North Charleston has an abundance of natural resources throughout the City. As the City grows, the demand for housing and employment centers challenge the preservation of these resources. There are opportunities for the City to further promote the conservation of larger tracts in partnership with various organizations while establishing or maintaining a balance between the natural and built environments within neighborhoods – a critical quality of life component. Green spaces provide a space for socialization and passive recreation within each neighborhood, particularly those where smaller lots mean more households with smaller yards. Brownfields can be re-used to generate additional open spaces in and around neighborhoods, in addition to revitalizing neighborhood commercial areas. Most importantly, City decisions on future development patterns and proposals can greatly influence having an appropriate balance between the natural and built environment throughout the city in the future.
Green spaces are sometimes overlooked as an important piece of community infrastructure. Not only is green space an asset to communities within the City, but it can also play an integral part in stormwater management and mitigating increased demands on aging drainage systems. As the City grows, there is less previous surface to absorb stormwater. Without functioning storm drainage systems to accommodate increased impervious surfaces, coupled with increased storm activity, the City is at a greater risk of flooding.
Natural areas are the most cost-efficient stormwater management system to mitigate the impacts of development and assist with the absorption of rainfall and reduce rainwater runoff within neighborhoods.
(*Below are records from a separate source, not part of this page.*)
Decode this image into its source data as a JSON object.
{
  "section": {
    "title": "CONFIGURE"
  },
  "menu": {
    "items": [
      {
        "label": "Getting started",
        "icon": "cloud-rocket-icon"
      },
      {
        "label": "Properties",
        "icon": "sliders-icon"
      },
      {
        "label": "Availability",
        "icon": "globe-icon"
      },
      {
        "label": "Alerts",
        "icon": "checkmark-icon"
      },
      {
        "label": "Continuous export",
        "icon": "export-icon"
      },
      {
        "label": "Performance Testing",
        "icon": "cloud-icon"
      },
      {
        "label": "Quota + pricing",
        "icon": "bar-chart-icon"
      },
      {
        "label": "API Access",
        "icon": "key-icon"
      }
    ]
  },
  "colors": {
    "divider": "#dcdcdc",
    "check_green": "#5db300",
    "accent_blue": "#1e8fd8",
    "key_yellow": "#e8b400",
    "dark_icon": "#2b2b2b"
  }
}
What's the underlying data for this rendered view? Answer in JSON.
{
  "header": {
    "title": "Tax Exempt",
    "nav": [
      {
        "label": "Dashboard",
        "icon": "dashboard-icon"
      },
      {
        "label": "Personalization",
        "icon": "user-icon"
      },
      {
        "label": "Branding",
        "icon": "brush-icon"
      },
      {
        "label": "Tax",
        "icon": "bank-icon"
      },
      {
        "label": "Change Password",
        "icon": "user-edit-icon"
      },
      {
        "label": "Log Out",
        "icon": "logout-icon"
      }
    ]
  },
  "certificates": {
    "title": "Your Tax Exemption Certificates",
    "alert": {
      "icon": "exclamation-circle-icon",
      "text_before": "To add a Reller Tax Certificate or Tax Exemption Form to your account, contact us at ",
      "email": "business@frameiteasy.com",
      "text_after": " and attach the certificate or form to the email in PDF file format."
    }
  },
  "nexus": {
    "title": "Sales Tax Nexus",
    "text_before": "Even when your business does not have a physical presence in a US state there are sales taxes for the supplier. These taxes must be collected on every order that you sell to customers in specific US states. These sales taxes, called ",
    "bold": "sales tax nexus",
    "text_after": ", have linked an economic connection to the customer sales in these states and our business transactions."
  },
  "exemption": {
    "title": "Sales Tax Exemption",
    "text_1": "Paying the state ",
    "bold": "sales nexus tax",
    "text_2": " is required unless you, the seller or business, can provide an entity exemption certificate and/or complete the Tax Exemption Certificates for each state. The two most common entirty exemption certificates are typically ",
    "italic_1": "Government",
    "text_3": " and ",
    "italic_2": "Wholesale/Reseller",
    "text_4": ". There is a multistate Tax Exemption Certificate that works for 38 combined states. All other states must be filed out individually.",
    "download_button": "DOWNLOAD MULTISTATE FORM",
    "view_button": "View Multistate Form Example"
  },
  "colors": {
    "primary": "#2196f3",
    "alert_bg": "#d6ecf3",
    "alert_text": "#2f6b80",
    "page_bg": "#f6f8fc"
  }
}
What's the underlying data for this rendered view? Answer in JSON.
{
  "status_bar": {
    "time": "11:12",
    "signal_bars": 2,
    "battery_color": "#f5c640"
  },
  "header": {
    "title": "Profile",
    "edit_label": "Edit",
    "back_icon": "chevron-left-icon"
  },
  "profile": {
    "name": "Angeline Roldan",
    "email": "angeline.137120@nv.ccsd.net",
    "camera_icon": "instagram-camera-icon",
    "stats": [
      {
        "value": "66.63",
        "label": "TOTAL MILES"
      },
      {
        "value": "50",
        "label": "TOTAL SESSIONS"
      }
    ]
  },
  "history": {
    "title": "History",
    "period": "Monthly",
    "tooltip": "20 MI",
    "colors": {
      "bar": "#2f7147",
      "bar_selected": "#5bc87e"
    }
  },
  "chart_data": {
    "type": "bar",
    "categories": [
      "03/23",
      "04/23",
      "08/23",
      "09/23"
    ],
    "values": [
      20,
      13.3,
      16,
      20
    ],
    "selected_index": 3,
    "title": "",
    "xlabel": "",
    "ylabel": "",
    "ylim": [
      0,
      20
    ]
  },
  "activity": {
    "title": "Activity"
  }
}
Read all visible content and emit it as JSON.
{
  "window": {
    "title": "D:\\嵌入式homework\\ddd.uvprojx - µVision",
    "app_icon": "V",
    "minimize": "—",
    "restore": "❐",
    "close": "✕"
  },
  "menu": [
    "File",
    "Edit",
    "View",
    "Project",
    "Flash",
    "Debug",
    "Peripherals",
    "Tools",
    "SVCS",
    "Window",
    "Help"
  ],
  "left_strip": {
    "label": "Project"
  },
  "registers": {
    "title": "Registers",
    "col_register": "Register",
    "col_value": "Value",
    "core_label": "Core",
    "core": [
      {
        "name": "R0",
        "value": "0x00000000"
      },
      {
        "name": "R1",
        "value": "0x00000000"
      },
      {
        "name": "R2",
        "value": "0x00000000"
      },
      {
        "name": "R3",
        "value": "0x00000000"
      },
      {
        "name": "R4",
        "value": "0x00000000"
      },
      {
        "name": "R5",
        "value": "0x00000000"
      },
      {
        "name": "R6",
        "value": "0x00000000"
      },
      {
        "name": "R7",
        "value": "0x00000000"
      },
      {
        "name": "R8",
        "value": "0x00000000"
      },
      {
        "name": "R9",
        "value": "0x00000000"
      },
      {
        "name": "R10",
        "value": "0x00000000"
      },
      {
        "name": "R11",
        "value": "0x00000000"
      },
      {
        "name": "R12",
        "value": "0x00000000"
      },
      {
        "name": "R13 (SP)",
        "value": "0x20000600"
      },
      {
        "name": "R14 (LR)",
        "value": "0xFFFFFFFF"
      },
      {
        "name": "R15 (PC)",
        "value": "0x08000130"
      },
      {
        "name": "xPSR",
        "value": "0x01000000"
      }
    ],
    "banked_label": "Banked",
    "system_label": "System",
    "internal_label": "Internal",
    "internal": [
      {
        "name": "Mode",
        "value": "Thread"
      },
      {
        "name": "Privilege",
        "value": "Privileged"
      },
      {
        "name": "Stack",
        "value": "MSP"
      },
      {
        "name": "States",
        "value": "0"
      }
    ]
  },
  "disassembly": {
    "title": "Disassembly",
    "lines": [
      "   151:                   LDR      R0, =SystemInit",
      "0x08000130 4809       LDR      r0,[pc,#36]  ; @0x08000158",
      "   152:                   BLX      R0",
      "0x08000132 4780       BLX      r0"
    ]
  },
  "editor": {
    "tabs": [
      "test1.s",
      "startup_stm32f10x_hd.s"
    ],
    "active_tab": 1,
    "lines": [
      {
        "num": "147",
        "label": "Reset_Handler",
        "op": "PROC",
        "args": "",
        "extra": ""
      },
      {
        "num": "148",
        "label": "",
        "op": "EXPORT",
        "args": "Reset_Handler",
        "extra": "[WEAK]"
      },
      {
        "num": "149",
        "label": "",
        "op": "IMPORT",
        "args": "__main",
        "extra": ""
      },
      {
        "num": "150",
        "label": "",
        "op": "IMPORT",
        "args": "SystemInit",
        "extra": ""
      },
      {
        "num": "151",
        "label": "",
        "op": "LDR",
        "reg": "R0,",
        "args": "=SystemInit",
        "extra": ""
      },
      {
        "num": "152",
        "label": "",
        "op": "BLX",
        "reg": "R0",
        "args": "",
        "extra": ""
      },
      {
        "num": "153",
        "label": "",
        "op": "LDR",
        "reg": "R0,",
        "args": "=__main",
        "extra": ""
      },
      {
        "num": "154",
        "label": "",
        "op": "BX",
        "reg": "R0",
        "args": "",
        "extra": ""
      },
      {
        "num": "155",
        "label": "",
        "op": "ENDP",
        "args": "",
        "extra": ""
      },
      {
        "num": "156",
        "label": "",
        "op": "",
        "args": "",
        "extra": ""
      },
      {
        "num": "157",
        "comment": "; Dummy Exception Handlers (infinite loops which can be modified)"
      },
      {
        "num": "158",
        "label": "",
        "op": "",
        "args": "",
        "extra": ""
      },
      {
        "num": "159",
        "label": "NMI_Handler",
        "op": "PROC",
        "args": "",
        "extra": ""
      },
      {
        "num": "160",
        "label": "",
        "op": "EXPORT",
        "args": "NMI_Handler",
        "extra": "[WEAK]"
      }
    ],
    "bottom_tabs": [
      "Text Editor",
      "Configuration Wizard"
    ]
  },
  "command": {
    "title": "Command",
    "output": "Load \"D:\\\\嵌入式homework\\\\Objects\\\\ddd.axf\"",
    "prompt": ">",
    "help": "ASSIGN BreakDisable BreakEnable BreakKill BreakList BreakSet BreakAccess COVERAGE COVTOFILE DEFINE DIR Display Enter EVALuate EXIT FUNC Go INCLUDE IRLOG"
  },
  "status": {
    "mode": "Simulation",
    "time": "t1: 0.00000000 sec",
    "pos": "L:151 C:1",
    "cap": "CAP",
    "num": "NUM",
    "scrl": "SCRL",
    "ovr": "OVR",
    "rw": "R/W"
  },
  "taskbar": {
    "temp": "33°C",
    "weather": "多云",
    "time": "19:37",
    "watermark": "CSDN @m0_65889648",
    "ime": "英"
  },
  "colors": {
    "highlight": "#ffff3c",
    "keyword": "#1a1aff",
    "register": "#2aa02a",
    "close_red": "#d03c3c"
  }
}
Continual updates to the City’s stormwater plans to stay abreast of best management practices (BMPs) for stormwater management can be integrated into future developments to ensure low-impact designs and patterns that are ecologically friendly. Floodable green spaces can serve dual purposes for recreation and stormwater retention. Likewise, these provide an opportunity for residents to connect with nature and to offset potential impacts from an ever-changing climate.
A system of designated green spaces and buffer areas, along with undevelopable natural areas can function as “green infrastructure” that improves the City’s resiliency to storms and other natural events, while mitigating potential flooding and protecting water quality. Creation of a green infrastructure plan will identify those areas to be conserved as development proposals are reviewed.
As the City becomes more urbanized, mixed-use and higher density development in designated locations and/or contexts can assist in mitigating the impacts on adjacent natural resources. Overlay standards and/or use of performance or form-based codes will provide the needed flexibility to accommodate higher densities, while ensuring compatibility and cohesiveness of design and placement that mitigate impacts such that new developments contribute to the City’s sustainability. Many of the City’s current land use and development regulations could benefit from updates to more performance and/or form-based codes to assist in balancing growth demands and encouraging environmental resiliency.
Residents, property owners, and businesses look to a jurisdiction for adequate public facilities and supportive infrastructure. However, the provision of these comes at a price. Newer subdivisions are required to include supporting infrastructure as they are developed, but many established neighborhoods lack sidewalks and/or adequate drainage systems. In addition to these obvious infrastructure deficiencies, there are aged water, sewer and utility lines. Planning and coordination are critical elements of ensuring the cost-efficient provision of adequate facilities and infrastructure. Each component of infrastructure is the responsibility of a unique agency or department, each with independent strategic plans. Increased coordination and collaboration to construct facilities and/or make necessary upgrades to infrastructure concurrently can mitigate costs and minimize the inconvenience to residents and businesses.
A tool used to frame coordination and collaboration on the provision of facilities and infrastructure improvements is a Capital Improvement Plan (CIP). A CIP sets forth projects required to implement plans which have been prepared and adopted, with an annual listing of priority project for consideration by governmental bodies responsible for implementation. The City can greatly benefit from the development of a CIP that is used as a blueprint for prioritization and budgeting of future public facilities and infrastructure.